The Bucks County Health Department [PA] said it has begun work on a GPS data collection system that would allow field specialists to mark the exact location of monitored septic systems and wells. And, that same technology could also some day be used to track everything from West Nile test sites to public health outbreaks, said David Damsker, director of the county health department.
Bucks has contracted with GeographIT of Lancaster to develop the mobile data collection system at a budgeted cost of $79,530.
Fancis Koster (who looks a bit like Bill Davenhall, no?) writes the Optimistic Future column for the Salisbury Post . While he doesn't name it, he sees geomedicine in our future.
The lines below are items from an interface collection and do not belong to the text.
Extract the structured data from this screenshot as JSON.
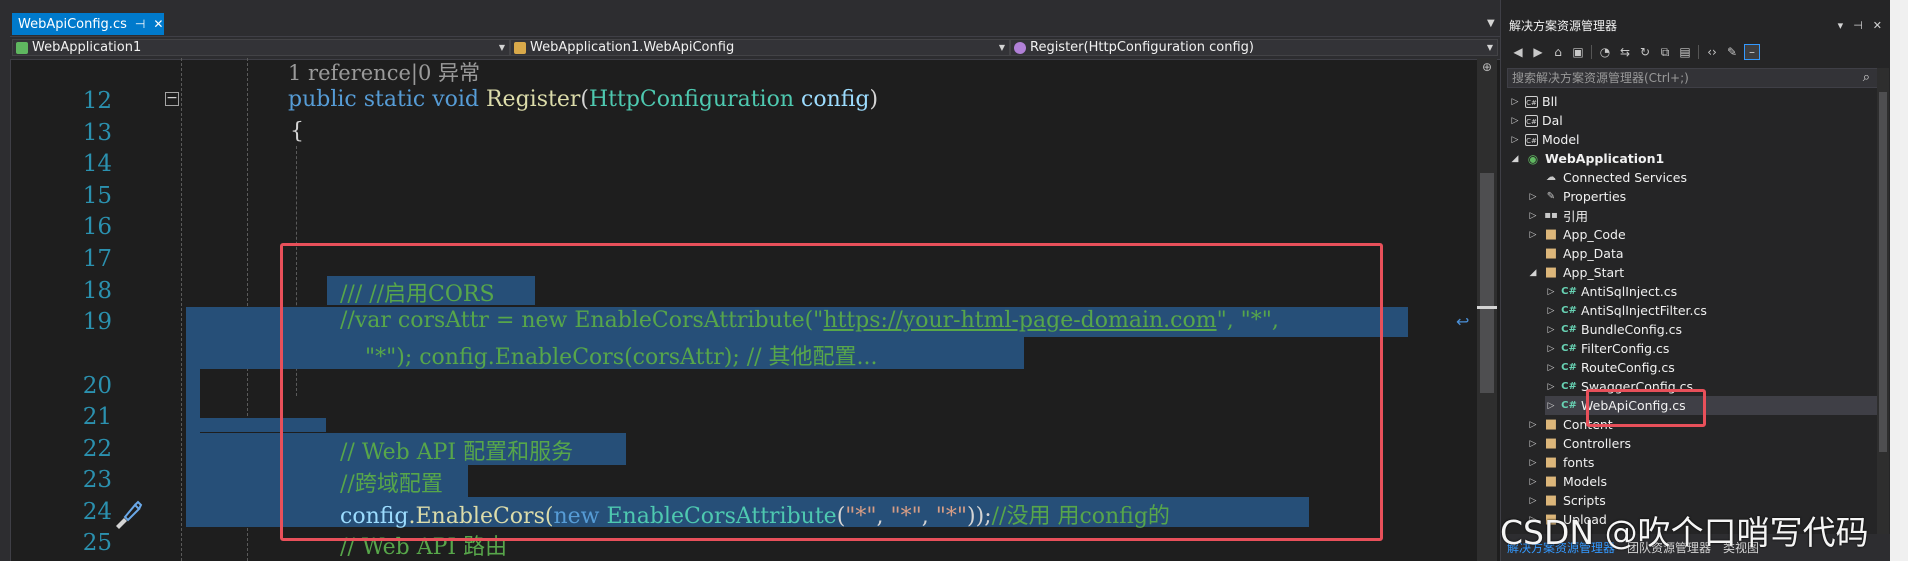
{
  "tab": {
    "label": "WebApiConfig.cs",
    "pin": "⊣",
    "close": "✕"
  },
  "navbar": {
    "project": "WebApplication1",
    "class": "WebApplication1.WebApiConfig",
    "member": "Register(HttpConfiguration config)"
  },
  "code": {
    "codelens": "1 reference|0 异常",
    "line_numbers": [
      "12",
      "13",
      "14",
      "15",
      "16",
      "17",
      "18",
      "19",
      "20",
      "21",
      "22",
      "23",
      "24",
      "25"
    ],
    "line12": {
      "public": "public",
      "static": "static",
      "void": "void",
      "method": "Register",
      "paren_open": "(",
      "type": "HttpConfiguration",
      "param": "config",
      "paren_close": ")"
    },
    "line13": "{",
    "line18": "/// //启用CORS",
    "line19a_pre": "//var corsAttr = new EnableCorsAttribute(\"",
    "line19a_url": "https://your-html-page-domain.com",
    "line19a_post": "\", \"*\",",
    "line19b": "\"*\"); config.EnableCors(corsAttr); // 其他配置...",
    "line22": "// Web API 配置和服务",
    "line23": "//跨域配置",
    "line24": {
      "obj": "config",
      "dot_method": ".EnableCors(",
      "new": "new",
      "attr_type": "EnableCorsAttribute",
      "paren": "(",
      "s1": "\"*\"",
      "comma1": ", ",
      "s2": "\"*\"",
      "comma2": ", ",
      "s3": "\"*\"",
      "tail": "));",
      "comment": "//没用 用config的"
    },
    "line25": "// Web API 路由"
  },
  "solution_explorer": {
    "title": "解决方案资源管理器",
    "title_buttons": [
      "▾",
      "⊣",
      "✕"
    ],
    "search_placeholder": "搜索解决方案资源管理器(Ctrl+;)",
    "tree": [
      {
        "label": "Bll",
        "icon": "project",
        "expander": "▷"
      },
      {
        "label": "Dal",
        "icon": "project",
        "expander": "▷"
      },
      {
        "label": "Model",
        "icon": "project",
        "expander": "▷"
      },
      {
        "label": "WebApplication1",
        "icon": "web-project",
        "expander": "◢",
        "bold": true
      },
      {
        "label": "Connected Services",
        "icon": "cloud",
        "expander": ""
      },
      {
        "label": "Properties",
        "icon": "wrench",
        "expander": "▷"
      },
      {
        "label": "引用",
        "icon": "refs",
        "expander": "▷"
      },
      {
        "label": "App_Code",
        "icon": "folder",
        "expander": "▷"
      },
      {
        "label": "App_Data",
        "icon": "folder",
        "expander": ""
      },
      {
        "label": "App_Start",
        "icon": "folder",
        "expander": "◢"
      },
      {
        "label": "AntiSqlInject.cs",
        "icon": "cs",
        "expander": "▷"
      },
      {
        "label": "AntiSqlInjectFilter.cs",
        "icon": "cs",
        "expander": "▷"
      },
      {
        "label": "BundleConfig.cs",
        "icon": "cs",
        "expander": "▷"
      },
      {
        "label": "FilterConfig.cs",
        "icon": "cs",
        "expander": "▷"
      },
      {
        "label": "RouteConfig.cs",
        "icon": "cs",
        "expander": "▷"
      },
      {
        "label": "SwaggerConfig.cs",
        "icon": "cs",
        "expander": "▷"
      },
      {
        "label": "WebApiConfig.cs",
        "icon": "cs",
        "expander": "▷",
        "selected": true
      },
      {
        "label": "Content",
        "icon": "folder",
        "expander": "▷"
      },
      {
        "label": "Controllers",
        "icon": "folder",
        "expander": "▷"
      },
      {
        "label": "fonts",
        "icon": "folder",
        "expander": "▷"
      },
      {
        "label": "Models",
        "icon": "folder",
        "expander": "▷"
      },
      {
        "label": "Scripts",
        "icon": "folder",
        "expander": "▷"
      },
      {
        "label": "Upload",
        "icon": "folder",
        "expander": "▷"
      }
    ],
    "bottom_tabs": [
      "解决方案资源管理器",
      "团队资源管理器",
      "类视图"
    ]
  },
  "watermark": "CSDN @吹个口哨写代码",
  "colors": {
    "accent": "#007acc",
    "highlight": "#e8505a",
    "selection": "#264f78"
  }
}
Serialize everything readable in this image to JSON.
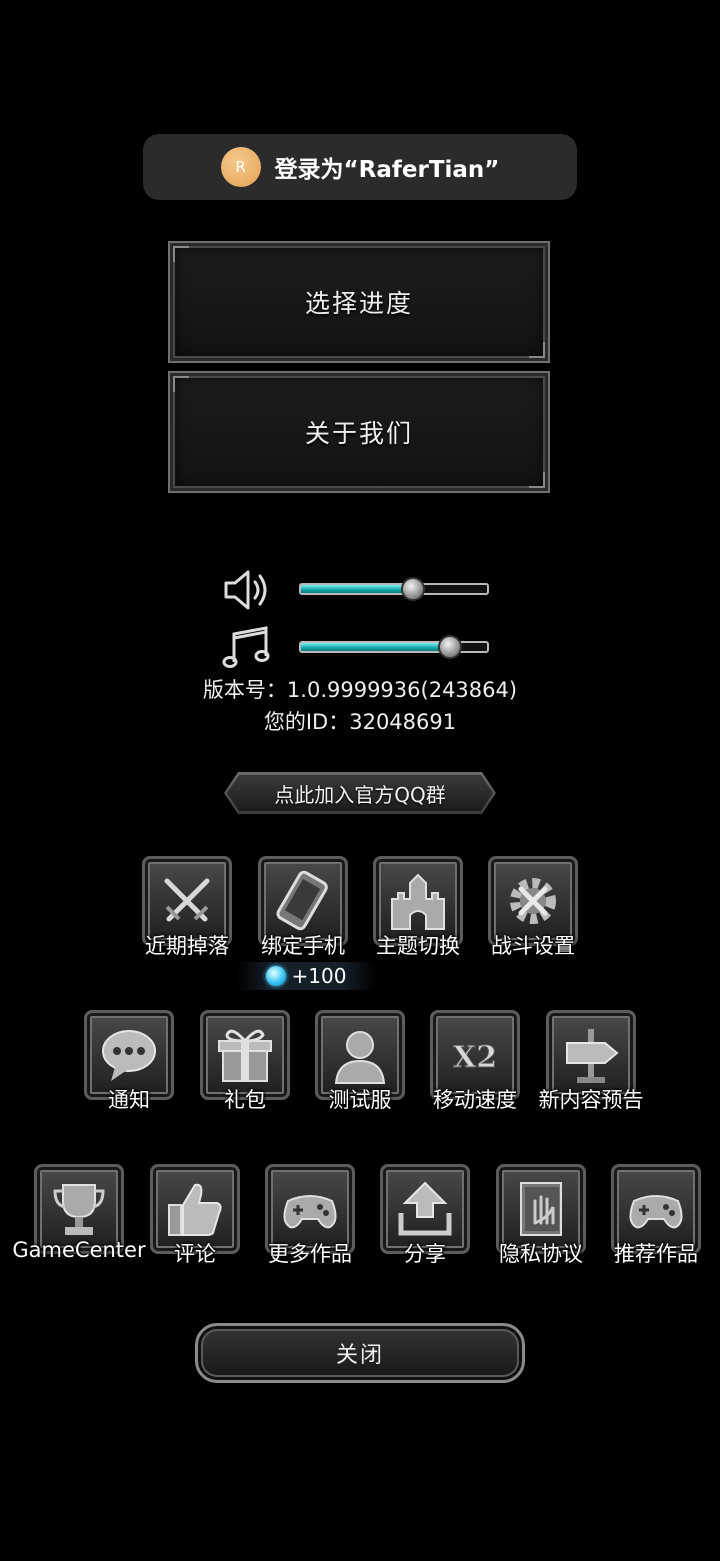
{
  "login": {
    "avatar_letter": "R",
    "text": "登录为“RaferTian”"
  },
  "menu": {
    "select_progress": "选择进度",
    "about_us": "关于我们"
  },
  "audio": {
    "sound_level": 0.6,
    "music_level": 0.8
  },
  "info": {
    "version": "版本号：1.0.9999936(243864)",
    "user_id": "您的ID：32048691"
  },
  "qq_group": "点此加入官方QQ群",
  "row1": [
    {
      "label": "近期掉落",
      "icon": "crossed-swords-icon"
    },
    {
      "label": "绑定手机",
      "icon": "phone-icon"
    },
    {
      "label": "主题切换",
      "icon": "castle-icon"
    },
    {
      "label": "战斗设置",
      "icon": "gear-tools-icon"
    }
  ],
  "reward": "+100",
  "row2": [
    {
      "label": "通知",
      "icon": "speech-bubble-icon"
    },
    {
      "label": "礼包",
      "icon": "gift-icon"
    },
    {
      "label": "测试服",
      "icon": "person-icon"
    },
    {
      "label": "移动速度",
      "icon": "x2-icon",
      "icon_text": "X2"
    },
    {
      "label": "新内容预告",
      "icon": "signpost-icon"
    }
  ],
  "row3": [
    {
      "label": "GameCenter",
      "icon": "trophy-icon"
    },
    {
      "label": "评论",
      "icon": "thumbs-up-icon"
    },
    {
      "label": "更多作品",
      "icon": "gamepad-icon"
    },
    {
      "label": "分享",
      "icon": "share-icon"
    },
    {
      "label": "隐私协议",
      "icon": "book-hand-icon"
    },
    {
      "label": "推荐作品",
      "icon": "gamepad-icon"
    }
  ],
  "close_label": "关闭"
}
What I am pointing you toward is that technology and science will soon expand our society’s knowledge of where diseases occur, and what may be causing them. I believe this will lead to greater cries for regulation of disease- causing behaviors and ingredients, and a greater understanding of their cost to society. This in turn will lead to a greater effort to hold organizations accountable. And this will be turning up the volume of our current debate about the role of government and regulation.
From explaining map basics to the spatial analysis of health issues, GIS Tutorial for Health, Fourth Edition, published by Esri Press, helps health professionals and students learn how to analyze and manage health data using geographic information systems (GIS).
It lists at $80 US and includes a 180 day ArcGIS license.